> _TASK TO CARRY OUT_: Go through the entries below and copy every line that holds the word "Group".

(Stored entries)
-- -- --
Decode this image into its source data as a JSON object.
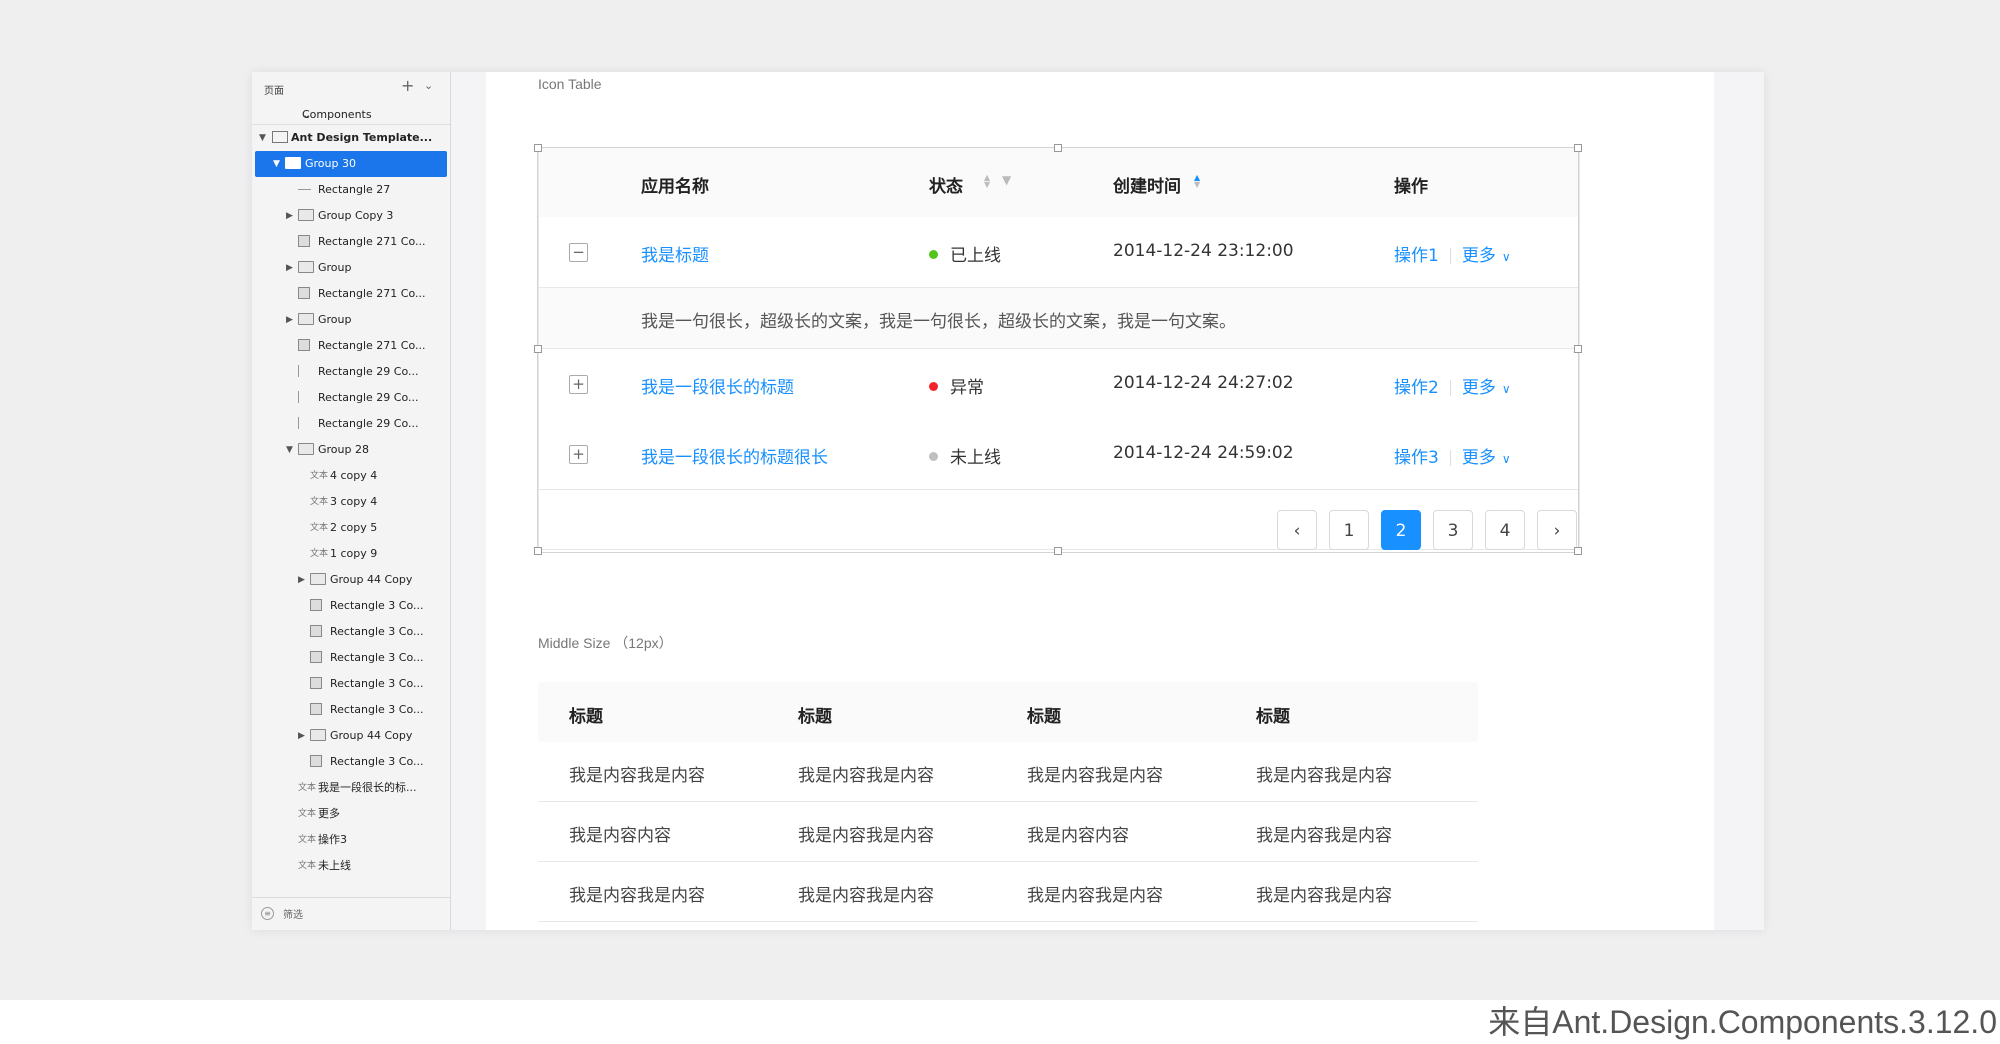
{
  "sidebar": {
    "pages_label": "页面",
    "components_label": "Components",
    "root": "Ant Design Template...",
    "layers": [
      {
        "label": "Group 30",
        "type": "folder",
        "indent": 1,
        "arrow": "down",
        "selected": true
      },
      {
        "label": "Rectangle 27",
        "type": "line-h",
        "indent": 2
      },
      {
        "label": "Group Copy 3",
        "type": "folder",
        "indent": 2,
        "arrow": "right"
      },
      {
        "label": "Rectangle 271 Co...",
        "type": "rect",
        "indent": 2
      },
      {
        "label": "Group",
        "type": "folder",
        "indent": 2,
        "arrow": "right"
      },
      {
        "label": "Rectangle 271 Co...",
        "type": "rect",
        "indent": 2
      },
      {
        "label": "Group",
        "type": "folder",
        "indent": 2,
        "arrow": "right"
      },
      {
        "label": "Rectangle 271 Co...",
        "type": "rect",
        "indent": 2
      },
      {
        "label": "Rectangle 29 Co...",
        "type": "line-v",
        "indent": 2
      },
      {
        "label": "Rectangle 29 Co...",
        "type": "line-v",
        "indent": 2
      },
      {
        "label": "Rectangle 29 Co...",
        "type": "line-v",
        "indent": 2
      },
      {
        "label": "Group 28",
        "type": "folder",
        "indent": 2,
        "arrow": "down"
      },
      {
        "label": "4 copy 4",
        "type": "text",
        "indent": 3
      },
      {
        "label": "3 copy 4",
        "type": "text",
        "indent": 3
      },
      {
        "label": "2 copy 5",
        "type": "text",
        "indent": 3
      },
      {
        "label": "1 copy 9",
        "type": "text",
        "indent": 3
      },
      {
        "label": "Group 44 Copy",
        "type": "folder",
        "indent": 3,
        "arrow": "right"
      },
      {
        "label": "Rectangle 3 Co...",
        "type": "rect",
        "indent": 3
      },
      {
        "label": "Rectangle 3 Co...",
        "type": "rect",
        "indent": 3
      },
      {
        "label": "Rectangle 3 Co...",
        "type": "rect",
        "indent": 3
      },
      {
        "label": "Rectangle 3 Co...",
        "type": "rect",
        "indent": 3
      },
      {
        "label": "Rectangle 3 Co...",
        "type": "rect",
        "indent": 3
      },
      {
        "label": "Group 44 Copy",
        "type": "folder",
        "indent": 3,
        "arrow": "right"
      },
      {
        "label": "Rectangle 3 Co...",
        "type": "rect",
        "indent": 3
      },
      {
        "label": "我是一段很长的标...",
        "type": "text",
        "indent": 2
      },
      {
        "label": "更多",
        "type": "text",
        "indent": 2
      },
      {
        "label": "操作3",
        "type": "text",
        "indent": 2
      },
      {
        "label": "未上线",
        "type": "text",
        "indent": 2
      }
    ],
    "text_icon": "文本",
    "filter_label": "筛选"
  },
  "icon_table": {
    "section_label": "Icon Table",
    "headers": [
      "应用名称",
      "状态",
      "创建时间",
      "操作"
    ],
    "rows": [
      {
        "name": "我是标题",
        "status": "已上线",
        "status_color": "#52c41a",
        "time": "2014-12-24  23:12:00",
        "action": "操作1",
        "more": "更多",
        "expand": "−"
      },
      {
        "name": "我是一段很长的标题",
        "status": "异常",
        "status_color": "#f5222d",
        "time": "2014-12-24  24:27:02",
        "action": "操作2",
        "more": "更多",
        "expand": "+"
      },
      {
        "name": "我是一段很长的标题很长",
        "status": "未上线",
        "status_color": "#bfbfbf",
        "time": "2014-12-24  24:59:02",
        "action": "操作3",
        "more": "更多",
        "expand": "+"
      }
    ],
    "expanded_text": "我是一句很长，超级长的文案，我是一句很长，超级长的文案，我是一句文案。",
    "pagination": {
      "pages": [
        "1",
        "2",
        "3",
        "4"
      ],
      "current": "2",
      "prev": "‹",
      "next": "›"
    }
  },
  "middle_table": {
    "section_label": "Middle Size （12px）",
    "headers": [
      "标题",
      "标题",
      "标题",
      "标题"
    ],
    "rows": [
      [
        "我是内容我是内容",
        "我是内容我是内容",
        "我是内容我是内容",
        "我是内容我是内容"
      ],
      [
        "我是内容内容",
        "我是内容我是内容",
        "我是内容内容",
        "我是内容我是内容"
      ],
      [
        "我是内容我是内容",
        "我是内容我是内容",
        "我是内容我是内容",
        "我是内容我是内容"
      ]
    ]
  },
  "footer_caption": "来自Ant.Design.Components.3.12.0",
  "colors": {
    "primary": "#1890ff",
    "selected_layer": "#1a76ea"
  }
}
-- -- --
> _EXERCISE RESPONSE_:
        "label": "Group 30",
        "label": "Group Copy 3",
        "label": "Group",
        "label": "Group",
        "label": "Group 28",
        "label": "Group 44 Copy",
        "label": "Group 44 Copy",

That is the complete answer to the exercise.